Many construction workers at a resettlement housing project in District 2 - one area in Ho Chi Minh City where new buildings keep mushrooming - live and work in poor conditions.
The workers, mostly migrants from other provinces, are working at the Binh Khanh resettlement quarter.
They live in makeshift, shabby compartments with poor hygienic conditions and lack access to clean running water and basic comforts.
With an average monthly salary of around VND2-3 million (up to US$139), they have limited options, and several live with their families at the construction sites.
Most of their kids are deprived of education, as they don’t know where they will move in the coming months.
The workers and their families’ wretched conditions are a stark contrast to the modern look of the houses they help build, and the city’s fast urbanization.
“I have four kids at home to feed. I earn some VND100,000 ($4.6) a day, which is hardly enough to provide for myself and my family.
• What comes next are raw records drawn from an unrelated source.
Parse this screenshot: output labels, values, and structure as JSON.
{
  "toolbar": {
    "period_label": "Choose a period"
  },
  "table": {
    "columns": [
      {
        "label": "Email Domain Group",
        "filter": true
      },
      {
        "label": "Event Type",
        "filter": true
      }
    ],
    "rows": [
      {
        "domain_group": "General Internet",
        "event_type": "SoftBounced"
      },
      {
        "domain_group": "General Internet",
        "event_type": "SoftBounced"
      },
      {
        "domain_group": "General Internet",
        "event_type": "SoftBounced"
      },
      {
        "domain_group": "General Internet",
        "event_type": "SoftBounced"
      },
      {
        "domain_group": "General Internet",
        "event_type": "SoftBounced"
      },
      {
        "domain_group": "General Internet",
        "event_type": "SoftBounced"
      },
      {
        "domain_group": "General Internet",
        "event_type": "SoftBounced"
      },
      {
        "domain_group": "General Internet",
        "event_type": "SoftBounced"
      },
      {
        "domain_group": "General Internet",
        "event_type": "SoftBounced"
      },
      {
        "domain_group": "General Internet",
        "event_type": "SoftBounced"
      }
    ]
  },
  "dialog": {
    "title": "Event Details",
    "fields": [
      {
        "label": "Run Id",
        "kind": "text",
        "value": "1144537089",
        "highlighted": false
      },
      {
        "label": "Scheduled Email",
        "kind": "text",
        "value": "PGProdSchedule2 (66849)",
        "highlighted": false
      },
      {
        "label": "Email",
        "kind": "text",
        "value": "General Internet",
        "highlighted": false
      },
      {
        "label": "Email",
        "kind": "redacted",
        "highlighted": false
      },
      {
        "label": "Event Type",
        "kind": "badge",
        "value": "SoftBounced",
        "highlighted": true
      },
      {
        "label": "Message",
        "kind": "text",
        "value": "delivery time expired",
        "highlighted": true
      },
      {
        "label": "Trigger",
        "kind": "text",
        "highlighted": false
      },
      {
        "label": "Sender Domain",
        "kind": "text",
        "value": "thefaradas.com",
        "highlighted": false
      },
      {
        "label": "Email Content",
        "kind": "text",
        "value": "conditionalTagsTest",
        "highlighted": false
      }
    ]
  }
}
Difficulties mount when the employers delay paying us,” Pham Van Tuan, 43, shared.
They have to work hard in all kinds of elements, and are grilled in the scorching sun for over 10 hours a day.
“My friends who are also construction workers, have to roam from place to place as their bosses can’t pay them,” another worker named Nguyen Van Dang sadly shared.
Hanh, another worker, who has to feed five young kids and his frail wife at home, lamented that he has quit several construction jobs since early this year as the employers delayed paying him.
The workers also face hazardous, life-threatening conditions.
They are poorly equipped with protective gear or are too lazy to use it and risk their lives for starvation wages.